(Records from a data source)

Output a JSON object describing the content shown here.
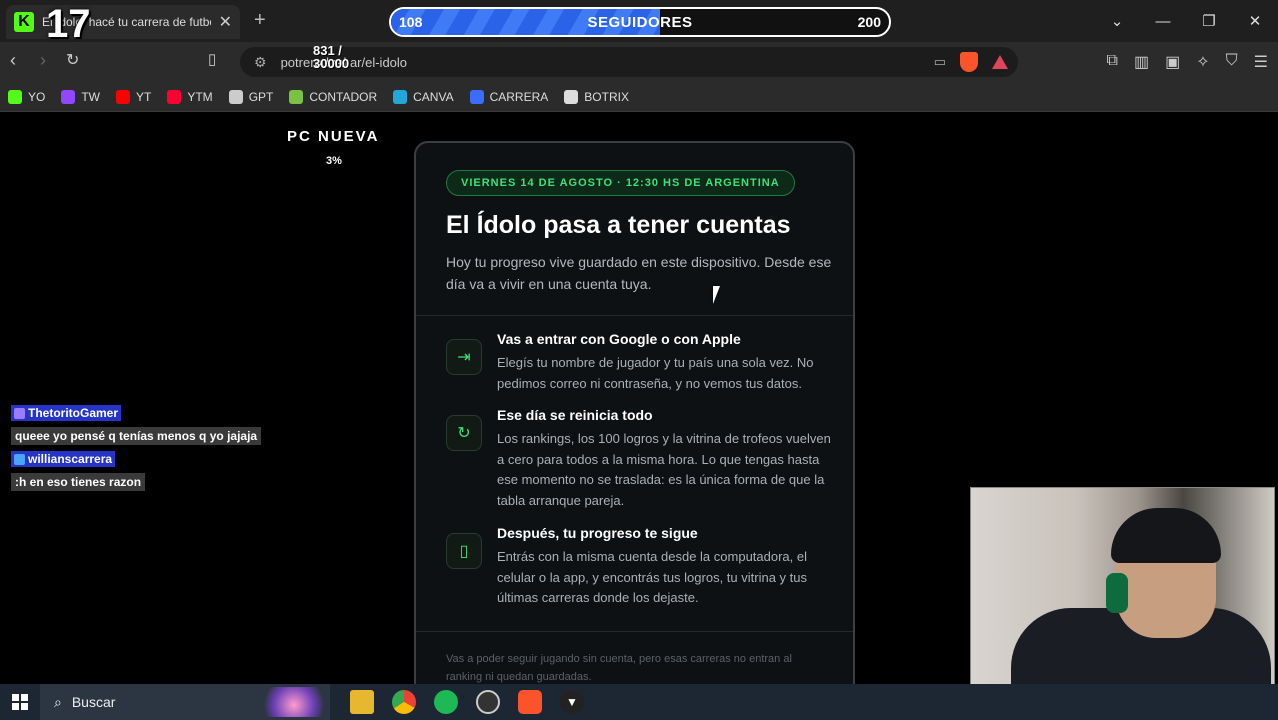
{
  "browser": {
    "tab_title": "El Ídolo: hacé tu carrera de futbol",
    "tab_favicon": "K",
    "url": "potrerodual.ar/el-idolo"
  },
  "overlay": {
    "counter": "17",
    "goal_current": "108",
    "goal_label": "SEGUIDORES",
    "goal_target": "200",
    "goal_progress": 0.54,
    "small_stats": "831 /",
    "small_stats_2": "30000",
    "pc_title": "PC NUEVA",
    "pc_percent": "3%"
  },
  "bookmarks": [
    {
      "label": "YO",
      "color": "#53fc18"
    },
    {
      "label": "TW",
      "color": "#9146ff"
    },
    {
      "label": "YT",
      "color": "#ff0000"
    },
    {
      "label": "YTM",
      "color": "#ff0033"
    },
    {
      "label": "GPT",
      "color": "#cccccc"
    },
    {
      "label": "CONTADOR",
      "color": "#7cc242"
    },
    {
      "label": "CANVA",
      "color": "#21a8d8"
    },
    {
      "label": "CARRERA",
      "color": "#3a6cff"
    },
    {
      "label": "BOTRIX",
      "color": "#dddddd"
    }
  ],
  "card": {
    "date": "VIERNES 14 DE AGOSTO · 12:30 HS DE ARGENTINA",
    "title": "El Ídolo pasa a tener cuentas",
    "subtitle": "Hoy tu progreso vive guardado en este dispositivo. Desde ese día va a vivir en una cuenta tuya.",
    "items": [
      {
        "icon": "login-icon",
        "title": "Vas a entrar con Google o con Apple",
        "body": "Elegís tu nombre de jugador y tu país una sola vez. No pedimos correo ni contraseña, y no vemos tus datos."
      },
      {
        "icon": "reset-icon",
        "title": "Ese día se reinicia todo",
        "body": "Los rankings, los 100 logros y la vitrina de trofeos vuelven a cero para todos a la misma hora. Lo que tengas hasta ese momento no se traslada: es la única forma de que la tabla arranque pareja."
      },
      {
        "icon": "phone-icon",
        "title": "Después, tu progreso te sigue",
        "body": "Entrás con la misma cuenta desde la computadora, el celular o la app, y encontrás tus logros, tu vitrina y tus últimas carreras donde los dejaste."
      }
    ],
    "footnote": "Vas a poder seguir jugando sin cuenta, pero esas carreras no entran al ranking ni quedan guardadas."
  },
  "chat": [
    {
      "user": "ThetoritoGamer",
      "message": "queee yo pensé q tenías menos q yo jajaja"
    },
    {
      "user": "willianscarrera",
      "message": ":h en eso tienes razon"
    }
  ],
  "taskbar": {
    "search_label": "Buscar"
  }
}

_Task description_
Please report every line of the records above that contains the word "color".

_Output for this exercise_
      "color": "#53fc18"
      "color": "#9146ff"
      "color": "#ff0000"
      "color": "#ff0033"
      "color": "#cccccc"
      "color": "#7cc242"
      "color": "#21a8d8"
      "color": "#3a6cff"
      "color": "#dddddd"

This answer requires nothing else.